In order to teach ourselves to be one with emotions, we need to learn to step back from the situation. In recent months I’ve become somewhat of a diplomat, choosing to look at the why’s behind emotions and actions, opposed to jumping to conclusions right away. Up until lately, I was also getting pretty good at stopping a negative thought or feeling midway, choosing instead to tell myself something different.
A lot of this practice comes down to mindfulness in all walks of life in order to gain a better perspective on things.
Know your triggers!
This is so important not just for emotional intelligence, but for anyone who may be going through mental illness. Know what sets you off and either avoid it or learn to reduce it. For me it comes down to avoiding all harmful social media that might trigger Anorexia in my brain, or turning my work phone off during holidays and weekends to avoid looking at potentially stressful emails.

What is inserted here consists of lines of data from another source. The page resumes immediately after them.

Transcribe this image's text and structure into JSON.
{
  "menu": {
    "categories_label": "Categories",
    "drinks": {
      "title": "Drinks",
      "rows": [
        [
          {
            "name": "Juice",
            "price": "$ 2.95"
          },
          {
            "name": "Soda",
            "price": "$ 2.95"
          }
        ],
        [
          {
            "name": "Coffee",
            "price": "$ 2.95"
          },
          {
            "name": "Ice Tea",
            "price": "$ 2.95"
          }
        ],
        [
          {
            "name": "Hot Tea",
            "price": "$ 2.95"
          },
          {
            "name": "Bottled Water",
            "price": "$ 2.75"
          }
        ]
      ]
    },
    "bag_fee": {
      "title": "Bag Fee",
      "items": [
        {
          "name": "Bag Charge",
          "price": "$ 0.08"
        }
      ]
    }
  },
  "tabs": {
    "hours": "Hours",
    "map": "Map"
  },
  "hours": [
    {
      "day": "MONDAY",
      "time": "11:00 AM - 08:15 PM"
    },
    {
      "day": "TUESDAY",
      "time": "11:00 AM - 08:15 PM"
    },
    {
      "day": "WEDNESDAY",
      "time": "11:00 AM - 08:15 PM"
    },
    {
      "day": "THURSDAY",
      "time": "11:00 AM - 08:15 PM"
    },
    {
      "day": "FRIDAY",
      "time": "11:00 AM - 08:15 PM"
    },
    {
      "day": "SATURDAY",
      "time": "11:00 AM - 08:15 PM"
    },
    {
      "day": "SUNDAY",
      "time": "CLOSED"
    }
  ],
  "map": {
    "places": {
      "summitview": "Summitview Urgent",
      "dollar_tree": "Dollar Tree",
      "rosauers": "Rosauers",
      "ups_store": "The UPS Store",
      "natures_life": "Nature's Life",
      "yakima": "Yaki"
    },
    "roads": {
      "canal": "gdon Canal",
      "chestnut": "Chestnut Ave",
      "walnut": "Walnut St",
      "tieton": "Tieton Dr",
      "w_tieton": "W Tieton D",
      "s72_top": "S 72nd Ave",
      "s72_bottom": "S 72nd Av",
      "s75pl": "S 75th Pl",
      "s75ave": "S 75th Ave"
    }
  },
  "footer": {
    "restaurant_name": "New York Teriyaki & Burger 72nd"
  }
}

I’ve also recently taken to opening any work related emails while in company so I can easily talk it over if panic follows, which it quite often does.
Be aware of how you communicate with people. It’s not just about verbal communication but non-verbal as well! Make an effort to actively listen to people, maintain eye contact and be aware of body language.
I’m perpetually anxious so every word that comes out of my mouth is second-guessed. I even monitor my body language so as not to come across too weak or too strong. It’s not a bad way to be, but it’s also not good and I need to find some middle ground.
However, for some of us word vomit and listening to others are a problem. Instead of tripping over your words or coming across too strong, be mindful of the vocabulary that you’re using. If someone has ticked you off put yourself in their shoes. Did they really mean it that way, or have you taken it the wrong way? Maybe they aren’t the best communicator and just don’t know how to better present themselves. It’s not your fault, it’s theirs.
Z.Hereford over at Essential Life Skills goes in depth about the importance of good communication skills in the workplace. These not only are effective in a work environment, but in all walks of life!